I do not believe that there's even a minute chance the draft will be reinstated; that would cause too many people in my ambivalent position to actually question the decisions of the Bush sequel. But even if the draft is restored, I will be sitting pretty. Emphasis on pretty. In short, as my ever-tactful editor so delicately put it, a primetime network broadcast of me merrily eating pussy couldn't convince the United States military that I don't love dick.

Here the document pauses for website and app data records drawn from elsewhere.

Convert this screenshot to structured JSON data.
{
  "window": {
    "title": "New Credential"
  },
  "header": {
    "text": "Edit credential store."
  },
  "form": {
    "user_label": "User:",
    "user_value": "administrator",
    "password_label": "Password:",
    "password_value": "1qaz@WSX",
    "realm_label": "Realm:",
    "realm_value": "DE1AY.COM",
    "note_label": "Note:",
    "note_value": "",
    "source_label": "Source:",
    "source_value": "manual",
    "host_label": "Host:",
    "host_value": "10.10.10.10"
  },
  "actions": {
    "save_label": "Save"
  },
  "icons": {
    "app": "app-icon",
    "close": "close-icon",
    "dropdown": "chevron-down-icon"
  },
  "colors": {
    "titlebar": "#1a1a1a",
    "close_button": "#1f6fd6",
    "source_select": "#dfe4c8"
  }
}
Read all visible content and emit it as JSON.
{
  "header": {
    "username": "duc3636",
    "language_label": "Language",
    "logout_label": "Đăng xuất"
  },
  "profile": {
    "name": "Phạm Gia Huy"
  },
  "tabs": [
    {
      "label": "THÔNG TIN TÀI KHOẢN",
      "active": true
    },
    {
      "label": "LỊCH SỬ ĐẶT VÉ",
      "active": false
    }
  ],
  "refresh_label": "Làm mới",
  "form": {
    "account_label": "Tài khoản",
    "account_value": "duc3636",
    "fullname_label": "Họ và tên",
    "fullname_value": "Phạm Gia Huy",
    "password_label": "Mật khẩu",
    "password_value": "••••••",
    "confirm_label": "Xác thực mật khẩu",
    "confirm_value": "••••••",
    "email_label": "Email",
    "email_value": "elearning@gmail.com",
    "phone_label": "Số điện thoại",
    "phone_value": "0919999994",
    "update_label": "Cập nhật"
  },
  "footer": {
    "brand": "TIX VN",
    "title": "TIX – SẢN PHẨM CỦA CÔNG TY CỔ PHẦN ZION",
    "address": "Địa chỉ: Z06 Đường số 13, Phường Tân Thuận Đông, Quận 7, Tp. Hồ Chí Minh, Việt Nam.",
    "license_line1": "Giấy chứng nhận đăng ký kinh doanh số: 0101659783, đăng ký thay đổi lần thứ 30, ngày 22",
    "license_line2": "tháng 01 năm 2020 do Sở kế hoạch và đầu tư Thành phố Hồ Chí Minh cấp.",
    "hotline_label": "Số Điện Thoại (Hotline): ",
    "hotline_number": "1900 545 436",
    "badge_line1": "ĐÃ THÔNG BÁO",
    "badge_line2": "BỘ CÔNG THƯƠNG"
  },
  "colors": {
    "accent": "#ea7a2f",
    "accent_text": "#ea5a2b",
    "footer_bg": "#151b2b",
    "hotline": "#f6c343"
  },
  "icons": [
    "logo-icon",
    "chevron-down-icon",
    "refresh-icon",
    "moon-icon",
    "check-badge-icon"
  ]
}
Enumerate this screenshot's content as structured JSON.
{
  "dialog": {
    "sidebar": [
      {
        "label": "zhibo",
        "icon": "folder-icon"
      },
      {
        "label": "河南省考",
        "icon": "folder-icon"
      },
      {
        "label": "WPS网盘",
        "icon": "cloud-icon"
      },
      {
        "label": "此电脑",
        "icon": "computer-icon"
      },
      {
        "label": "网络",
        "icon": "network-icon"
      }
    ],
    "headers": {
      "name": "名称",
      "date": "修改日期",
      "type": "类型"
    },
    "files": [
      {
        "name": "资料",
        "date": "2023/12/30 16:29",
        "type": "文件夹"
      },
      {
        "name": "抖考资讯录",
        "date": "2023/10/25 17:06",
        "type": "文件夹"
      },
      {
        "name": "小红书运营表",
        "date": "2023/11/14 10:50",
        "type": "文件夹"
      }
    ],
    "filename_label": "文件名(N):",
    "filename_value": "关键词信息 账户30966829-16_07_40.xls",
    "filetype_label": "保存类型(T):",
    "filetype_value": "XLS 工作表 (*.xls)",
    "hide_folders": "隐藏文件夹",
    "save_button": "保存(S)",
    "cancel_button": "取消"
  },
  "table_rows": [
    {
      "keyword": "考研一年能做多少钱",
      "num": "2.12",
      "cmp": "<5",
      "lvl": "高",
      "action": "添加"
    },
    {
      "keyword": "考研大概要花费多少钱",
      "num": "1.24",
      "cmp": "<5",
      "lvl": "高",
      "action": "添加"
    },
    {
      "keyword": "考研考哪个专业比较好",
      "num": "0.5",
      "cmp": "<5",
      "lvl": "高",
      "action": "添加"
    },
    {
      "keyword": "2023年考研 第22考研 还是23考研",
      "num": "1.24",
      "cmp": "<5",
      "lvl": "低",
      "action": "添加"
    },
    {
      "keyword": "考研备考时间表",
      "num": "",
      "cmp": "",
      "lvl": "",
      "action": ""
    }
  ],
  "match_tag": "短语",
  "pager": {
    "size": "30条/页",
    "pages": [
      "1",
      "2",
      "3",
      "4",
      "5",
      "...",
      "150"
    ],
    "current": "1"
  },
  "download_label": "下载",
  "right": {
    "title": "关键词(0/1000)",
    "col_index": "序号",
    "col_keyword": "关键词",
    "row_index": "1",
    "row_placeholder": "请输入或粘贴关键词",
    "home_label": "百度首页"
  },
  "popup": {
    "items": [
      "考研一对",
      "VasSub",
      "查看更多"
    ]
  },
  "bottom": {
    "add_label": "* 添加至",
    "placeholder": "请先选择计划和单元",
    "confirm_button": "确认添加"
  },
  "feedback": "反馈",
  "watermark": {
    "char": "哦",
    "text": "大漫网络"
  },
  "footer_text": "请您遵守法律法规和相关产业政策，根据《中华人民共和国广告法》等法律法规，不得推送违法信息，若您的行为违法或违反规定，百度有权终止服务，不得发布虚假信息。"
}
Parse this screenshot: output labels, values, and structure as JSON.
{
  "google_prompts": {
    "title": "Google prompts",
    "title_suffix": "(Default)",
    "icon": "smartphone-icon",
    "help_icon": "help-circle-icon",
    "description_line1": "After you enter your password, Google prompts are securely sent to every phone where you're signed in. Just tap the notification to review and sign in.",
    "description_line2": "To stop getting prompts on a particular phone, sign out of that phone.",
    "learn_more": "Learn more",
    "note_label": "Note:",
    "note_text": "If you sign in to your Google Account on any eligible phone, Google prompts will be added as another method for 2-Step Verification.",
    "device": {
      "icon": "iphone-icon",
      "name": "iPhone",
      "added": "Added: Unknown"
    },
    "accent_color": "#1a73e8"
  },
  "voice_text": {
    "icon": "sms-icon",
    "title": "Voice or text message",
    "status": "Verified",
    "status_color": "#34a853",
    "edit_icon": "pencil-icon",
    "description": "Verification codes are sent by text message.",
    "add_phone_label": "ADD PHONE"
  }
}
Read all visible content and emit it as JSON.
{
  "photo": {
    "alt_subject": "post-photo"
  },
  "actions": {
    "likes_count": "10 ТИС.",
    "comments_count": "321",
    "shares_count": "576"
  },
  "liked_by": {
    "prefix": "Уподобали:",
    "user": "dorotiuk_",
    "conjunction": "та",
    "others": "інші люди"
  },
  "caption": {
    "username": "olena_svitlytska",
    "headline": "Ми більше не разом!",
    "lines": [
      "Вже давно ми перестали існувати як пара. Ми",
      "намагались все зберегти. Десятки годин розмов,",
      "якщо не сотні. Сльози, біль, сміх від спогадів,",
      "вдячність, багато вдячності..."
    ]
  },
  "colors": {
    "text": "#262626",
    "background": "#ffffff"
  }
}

An adolescence of fey posturing; an adulthood of wearing women's clothing and subtle affectations--it's afforded a lot to this straight-as-an-arrow, effeminate, 22-year-old heterosexual man. A healthy dose of derision, an impossibly muddled love life, and even a couple of bloody noses. But thanks to my preemptive Cpl. Klinger act, when they do reinstate the draft and every other straight guy is shipped out, I'll be at home playing homo. Blissfully unaware. 'Cause somebody's got to arrange the flowers at your funerals, fellas. --ZAC PENNINGTON